But as the foregoing premises are erroneous, so sire the conclusions too hasty, which are drawn from them. For supposing God is, in justice, obliged to punish for the breach of his laws, and supposing his justice could not be fatisfied, except the suffering was strictly equal to the demerit of the crime, which are both mistakes; because if Gpd is obliged to puniih for sin, yet this obligation arises not from his justice, but from his truth and holiness, and because it lies wholly in the breast of the lawgiver, to demand what fatisfacti-. on he pleases for the breach of his laws, provided the demand does not exceed the demerit of the crime. But, I fay, supposing the premises to be true; yet it does not follow from hence, that he which suffers, in the sinner's behalf, must be in su^J respects the fame as the original lawgiver, but the contrary. For if God is obliged, by the laws of equity or justice, to act so strictly in this case then it will follow, first, that the person suffering must be neither superiour, nor inseriour, but exactly equal to, and in all respects the fame as the offender-, because the sufferer is substituted to fill up the she place of, or personate the offender and S 4 not
not the offended. Secondly\ The suffering or pup nishment must be for kind, measure, and duration, neither greater nor less, but exactly equal to the demerit of the offence. Seeing then that it was man which transgressed, it will follow, that he which is substituted to surfer, in man's stead, must be neither superiour, nor inseriour, but exactly equal to, and in all points the fame as man; or else his sufferings will not fatisfy divine justice, neither will the sinner be discharged upon their account. But the truth is, God is, not obliged, from ;thc principles of justice, to make any of the forementioned demands, as has been made evident in the foregoing enquiry, concerning the justice of God; but he may require, or may accept what punishment, or what fatisfaction he himself alone, in his infinite wisdom, shall think fit.
E N Q^U I R Y
Concerning Faith and Mysteries J
& fbur-fold enquiry ; firfl, what faith i is; secondlywhat the object of faith "is j thirdly^ what a mystery is
fourthly, whether a mystery is the 'object of faith.

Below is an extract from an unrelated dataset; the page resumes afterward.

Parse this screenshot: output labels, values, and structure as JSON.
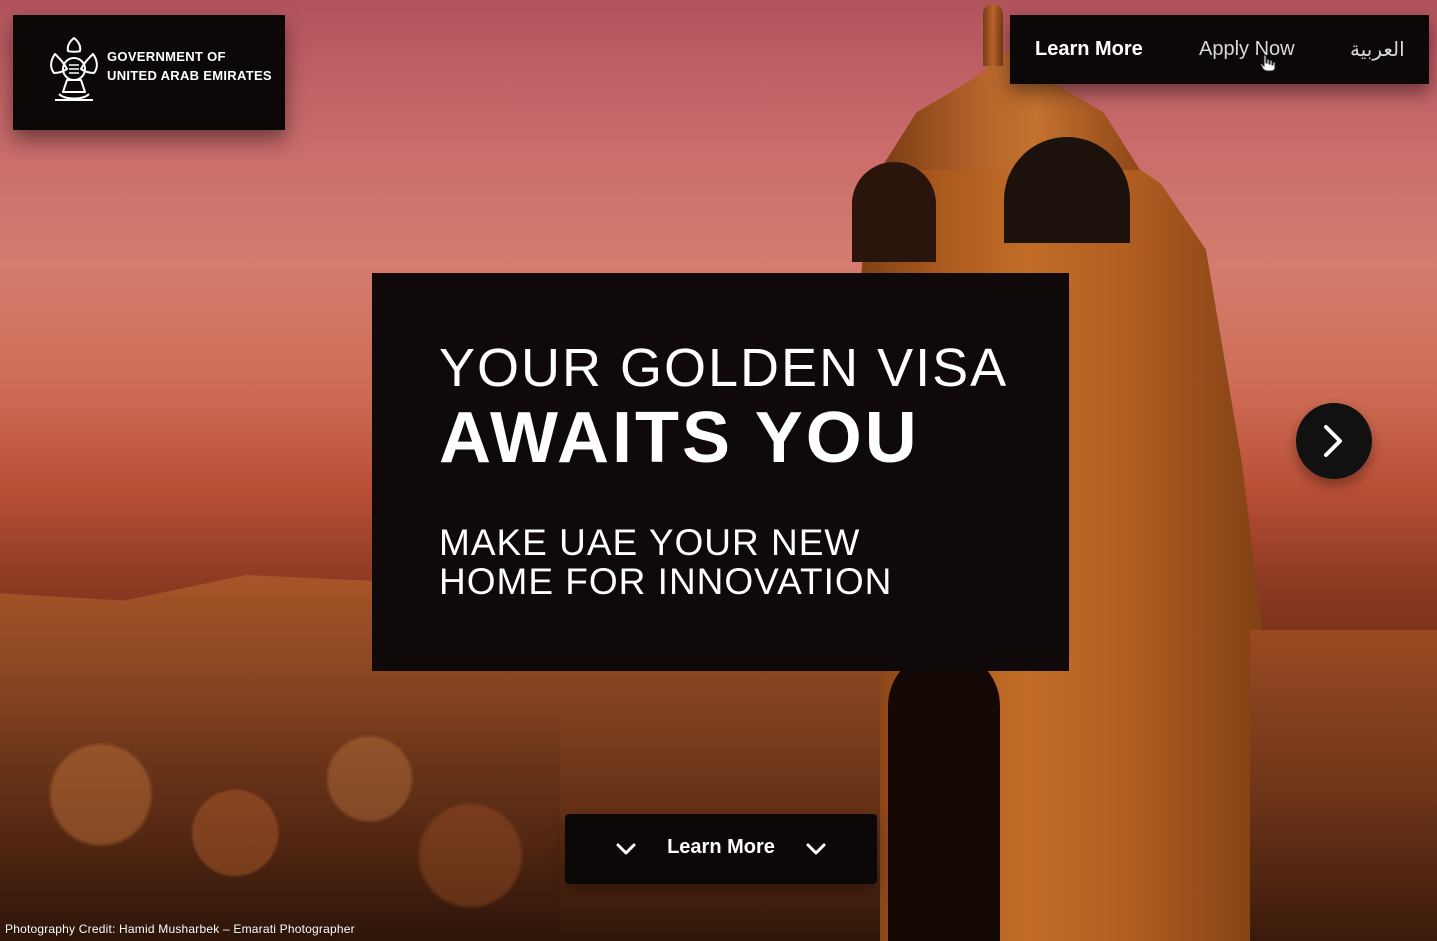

FIR S T, What faith is? In order to answer this enquiry, it is to be observed, that as the understanding has truth tor its object; so also there are various ways by which truth is conveyed to the understanding; namely, first, by our external fenses, w'z. seeing, tearing, seeling, tasting, and smelling. For example, that honey is sweet, is a truth which is conveyed to the understanding by our external fcnse of tasting. Second'y, Truth is conveyed to the understanding by our internal fenses, that is, by the reflections of the mind. For example, that there is a God, is a truth which is conveyed to our understandings by reflection. God is a Being which is immaterial, and so is not she object of our external senses; therefore pur external senses cannot convey that to our JJftderstandings, which comes not within their